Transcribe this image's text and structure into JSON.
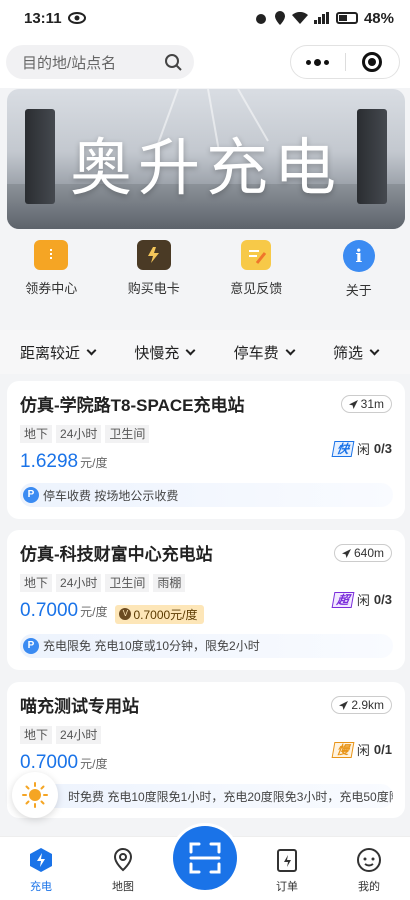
{
  "status": {
    "time": "13:11",
    "battery": "48%"
  },
  "search": {
    "placeholder": "目的地/站点名"
  },
  "banner": {
    "title": "奥升充电"
  },
  "quick_actions": [
    {
      "label": "领券中心",
      "icon": "coupon-icon"
    },
    {
      "label": "购买电卡",
      "icon": "card-icon"
    },
    {
      "label": "意见反馈",
      "icon": "feedback-icon"
    },
    {
      "label": "关于",
      "icon": "info-icon"
    }
  ],
  "filters": [
    "距离较近",
    "快慢充",
    "停车费",
    "筛选"
  ],
  "stations": [
    {
      "name": "仿真-学院路T8-SPACE充电站",
      "distance": "31m",
      "tags": [
        "地下",
        "24小时",
        "卫生间"
      ],
      "price": "1.6298",
      "unit": "元/度",
      "speed_label": "快",
      "speed_type": "fast",
      "idle_label": "闲",
      "idle": "0/3",
      "parking": "停车收费 按场地公示收费"
    },
    {
      "name": "仿真-科技财富中心充电站",
      "distance": "640m",
      "tags": [
        "地下",
        "24小时",
        "卫生间",
        "雨棚"
      ],
      "price": "0.7000",
      "unit": "元/度",
      "member_price": "0.7000元/度",
      "speed_label": "超",
      "speed_type": "super",
      "idle_label": "闲",
      "idle": "0/3",
      "parking": "充电限免 充电10度或10分钟，限免2小时"
    },
    {
      "name": "喵充测试专用站",
      "distance": "2.9km",
      "tags": [
        "地下",
        "24小时"
      ],
      "price": "0.7000",
      "unit": "元/度",
      "speed_label": "慢",
      "speed_type": "slow",
      "idle_label": "闲",
      "idle": "0/1",
      "parking": "时免费 充电10度限免1小时，充电20度限免3小时，充电50度限..."
    }
  ],
  "tabs": [
    {
      "label": "充电",
      "icon": "charge-icon"
    },
    {
      "label": "地图",
      "icon": "map-icon"
    },
    {
      "label": "订单",
      "icon": "order-icon"
    },
    {
      "label": "我的",
      "icon": "profile-icon"
    }
  ],
  "colors": {
    "accent": "#1a73e8"
  }
}
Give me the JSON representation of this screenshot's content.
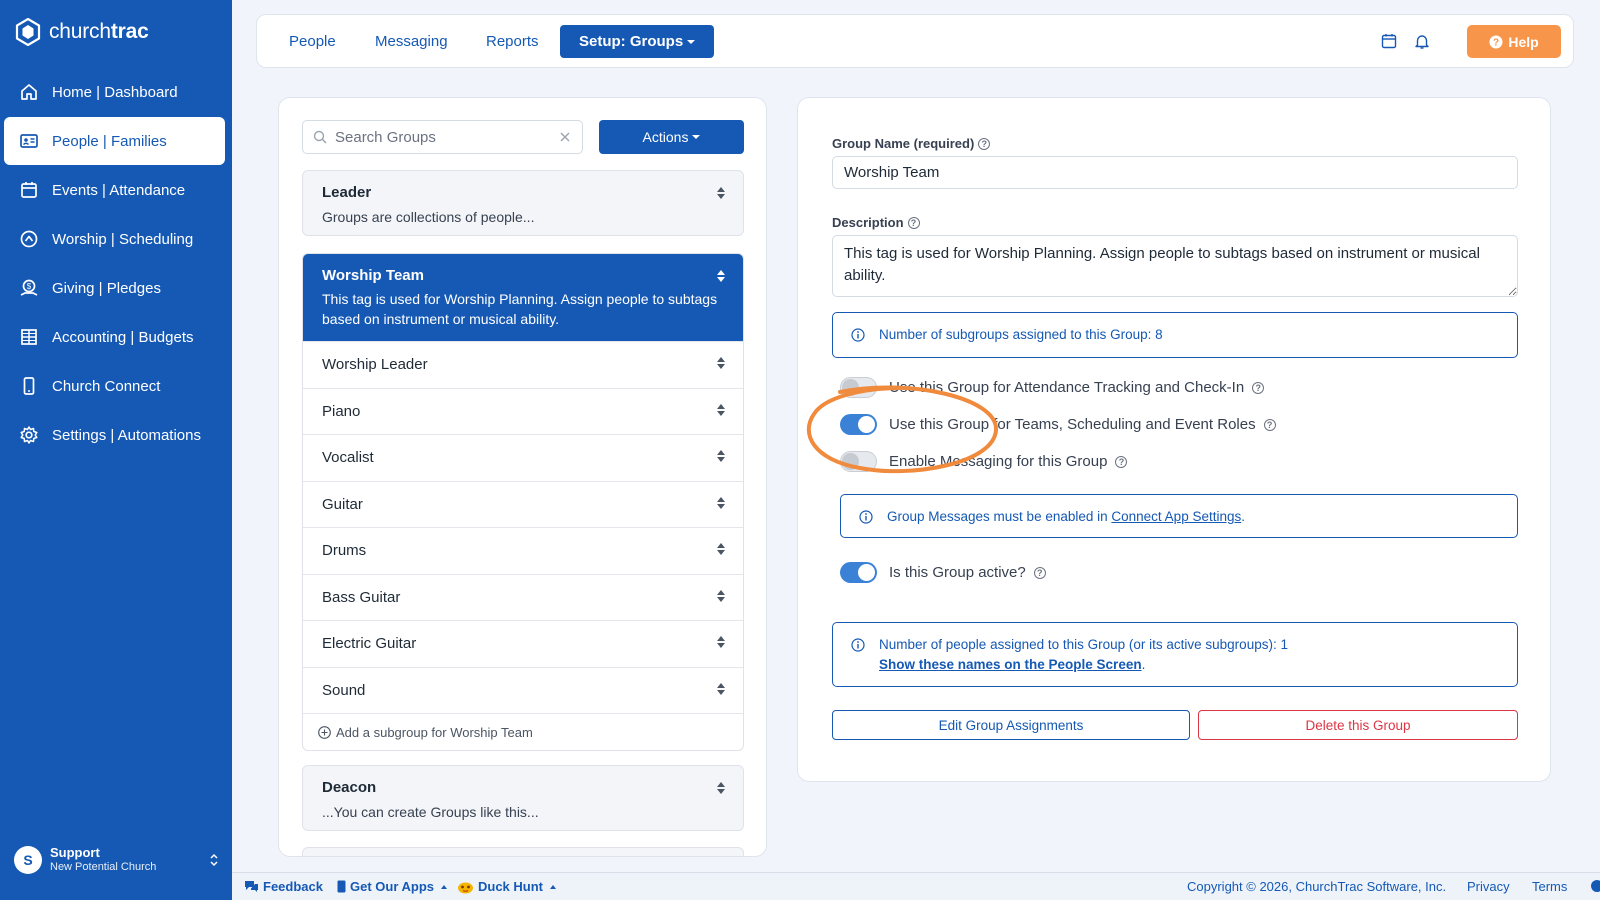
{
  "app": {
    "logo_text_church": "church",
    "logo_text_trac": "trac"
  },
  "sidebar": {
    "items": [
      {
        "label": "Home | Dashboard",
        "icon": "home-icon"
      },
      {
        "label": "People | Families",
        "icon": "id-card-icon",
        "active": true
      },
      {
        "label": "Events | Attendance",
        "icon": "calendar-icon"
      },
      {
        "label": "Worship | Scheduling",
        "icon": "music-icon"
      },
      {
        "label": "Giving | Pledges",
        "icon": "giving-icon"
      },
      {
        "label": "Accounting | Budgets",
        "icon": "grid-icon"
      },
      {
        "label": "Church Connect",
        "icon": "phone-icon"
      },
      {
        "label": "Settings | Automations",
        "icon": "gear-icon"
      }
    ],
    "user": {
      "initial": "S",
      "name": "Support",
      "org": "New Potential Church"
    }
  },
  "topbar": {
    "tabs": [
      "People",
      "Messaging",
      "Reports"
    ],
    "active_tab": "Setup: Groups",
    "help_label": "Help"
  },
  "groups": {
    "search_placeholder": "Search Groups",
    "actions_label": "Actions",
    "leader": {
      "title": "Leader",
      "desc": "Groups are collections of people..."
    },
    "worship_team": {
      "title": "Worship Team",
      "desc": "This tag is used for Worship Planning. Assign people to subtags based on instrument or musical ability."
    },
    "subgroups": [
      "Worship Leader",
      "Piano",
      "Vocalist",
      "Guitar",
      "Drums",
      "Bass Guitar",
      "Electric Guitar",
      "Sound"
    ],
    "add_subgroup": "Add a subgroup for Worship Team",
    "deacon": {
      "title": "Deacon",
      "desc": "...You can create Groups like this..."
    }
  },
  "detail": {
    "name_label": "Group Name (required)",
    "name_value": "Worship Team",
    "desc_label": "Description",
    "desc_value": "This tag is used for Worship Planning. Assign people to subtags based on instrument or musical ability.",
    "subgroups_info": "Number of subgroups assigned to this Group: 8",
    "toggles": [
      {
        "label": "Use this Group for Attendance Tracking and Check-In",
        "on": false
      },
      {
        "label": "Use this Group for Teams, Scheduling and Event Roles",
        "on": true
      },
      {
        "label": "Enable Messaging for this Group",
        "on": false
      }
    ],
    "messages_info_prefix": "Group Messages must be enabled in ",
    "messages_info_link": "Connect App Settings",
    "messages_info_suffix": ".",
    "active_label": "Is this Group active?",
    "active_on": true,
    "people_info": "Number of people assigned to this Group (or its active subgroups): 1",
    "people_link": "Show these names on the People Screen",
    "people_link_suffix": ".",
    "edit_button": "Edit Group Assignments",
    "delete_button": "Delete this Group",
    "annotation_color": "#f08a3c"
  },
  "footer": {
    "feedback": "Feedback",
    "apps": "Get Our Apps",
    "duck": "Duck Hunt",
    "copyright": "Copyright © 2026, ChurchTrac Software, Inc.",
    "privacy": "Privacy",
    "terms": "Terms"
  },
  "colors": {
    "primary": "#1559b4",
    "help": "#f7954a",
    "danger": "#dc3545"
  }
}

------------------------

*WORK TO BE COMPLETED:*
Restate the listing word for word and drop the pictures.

*TASK OUTPUT:*
Transcribe this image's text and structure into JSON.
{
  "status": {
    "time": "13:11",
    "battery": "48%"
  },
  "search": {
    "placeholder": "目的地/站点名"
  },
  "banner": {
    "title": "奥升充电"
  },
  "quick_actions": [
    {
      "label": "领券中心",
      "icon": "coupon-icon"
    },
    {
      "label": "购买电卡",
      "icon": "card-icon"
    },
    {
      "label": "意见反馈",
      "icon": "feedback-icon"
    },
    {
      "label": "关于",
      "icon": "info-icon"
    }
  ],
  "filters": [
    "距离较近",
    "快慢充",
    "停车费",
    "筛选"
  ],
  "stations": [
    {
      "name": "仿真-学院路T8-SPACE充电站",
      "distance": "31m",
      "tags": [
        "地下",
        "24小时",
        "卫生间"
      ],
      "price": "1.6298",
      "unit": "元/度",
      "speed_label": "快",
      "speed_type": "fast",
      "idle_label": "闲",
      "idle": "0/3",
      "parking": "停车收费 按场地公示收费"
    },
    {
      "name": "仿真-科技财富中心充电站",
      "distance": "640m",
      "tags": [
        "地下",
        "24小时",
        "卫生间",
        "雨棚"
      ],
      "price": "0.7000",
      "unit": "元/度",
      "member_price": "0.7000元/度",
      "speed_label": "超",
      "speed_type": "super",
      "idle_label": "闲",
      "idle": "0/3",
      "parking": "充电限免 充电10度或10分钟，限免2小时"
    },
    {
      "name": "喵充测试专用站",
      "distance": "2.9km",
      "tags": [
        "地下",
        "24小时"
      ],
      "price": "0.7000",
      "unit": "元/度",
      "speed_label": "慢",
      "speed_type": "slow",
      "idle_label": "闲",
      "idle": "0/1",
      "parking": "时免费 充电10度限免1小时，充电20度限免3小时，充电50度限..."
    }
  ],
  "tabs": [
    {
      "label": "充电",
      "icon": "charge-icon"
    },
    {
      "label": "地图",
      "icon": "map-icon"
    },
    {
      "label": "订单",
      "icon": "order-icon"
    },
    {
      "label": "我的",
      "icon": "profile-icon"
    }
  ],
  "colors": {
    "accent": "#1a73e8"
  }
}
Give me the JSON representation of this screenshot's content.
{
  "app": {
    "logo_text_church": "church",
    "logo_text_trac": "trac"
  },
  "sidebar": {
    "items": [
      {
        "label": "Home | Dashboard",
        "icon": "home-icon"
      },
      {
        "label": "People | Families",
        "icon": "id-card-icon",
        "active": true
      },
      {
        "label": "Events | Attendance",
        "icon": "calendar-icon"
      },
      {
        "label": "Worship | Scheduling",
        "icon": "music-icon"
      },
      {
        "label": "Giving | Pledges",
        "icon": "giving-icon"
      },
      {
        "label": "Accounting | Budgets",
        "icon": "grid-icon"
      },
      {
        "label": "Church Connect",
        "icon": "phone-icon"
      },
      {
        "label": "Settings | Automations",
        "icon": "gear-icon"
      }
    ],
    "user": {
      "initial": "S",
      "name": "Support",
      "org": "New Potential Church"
    }
  },
  "topbar": {
    "tabs": [
      "People",
      "Messaging",
      "Reports"
    ],
    "active_tab": "Setup: Groups",
    "help_label": "Help"
  },
  "groups": {
    "search_placeholder": "Search Groups",
    "actions_label": "Actions",
    "leader": {
      "title": "Leader",
      "desc": "Groups are collections of people..."
    },
    "worship_team": {
      "title": "Worship Team",
      "desc": "This tag is used for Worship Planning. Assign people to subtags based on instrument or musical ability."
    },
    "subgroups": [
      "Worship Leader",
      "Piano",
      "Vocalist",
      "Guitar",
      "Drums",
      "Bass Guitar",
      "Electric Guitar",
      "Sound"
    ],
    "add_subgroup": "Add a subgroup for Worship Team",
    "deacon": {
      "title": "Deacon",
      "desc": "...You can create Groups like this..."
    }
  },
  "detail": {
    "name_label": "Group Name (required)",
    "name_value": "Worship Team",
    "desc_label": "Description",
    "desc_value": "This tag is used for Worship Planning. Assign people to subtags based on instrument or musical ability.",
    "subgroups_info": "Number of subgroups assigned to this Group: 8",
    "toggles": [
      {
        "label": "Use this Group for Attendance Tracking and Check-In",
        "on": false
      },
      {
        "label": "Use this Group for Teams, Scheduling and Event Roles",
        "on": true
      },
      {
        "label": "Enable Messaging for this Group",
        "on": false
      }
    ],
    "messages_info_prefix": "Group Messages must be enabled in ",
    "messages_info_link": "Connect App Settings",
    "messages_info_suffix": ".",
    "active_label": "Is this Group active?",
    "active_on": true,
    "people_info": "Number of people assigned to this Group (or its active subgroups): 1",
    "people_link": "Show these names on the People Screen",
    "people_link_suffix": ".",
    "edit_button": "Edit Group Assignments",
    "delete_button": "Delete this Group",
    "annotation_color": "#f08a3c"
  },
  "footer": {
    "feedback": "Feedback",
    "apps": "Get Our Apps",
    "duck": "Duck Hunt",
    "copyright": "Copyright © 2026, ChurchTrac Software, Inc.",
    "privacy": "Privacy",
    "terms": "Terms"
  },
  "colors": {
    "primary": "#1559b4",
    "help": "#f7954a",
    "danger": "#dc3545"
  }
}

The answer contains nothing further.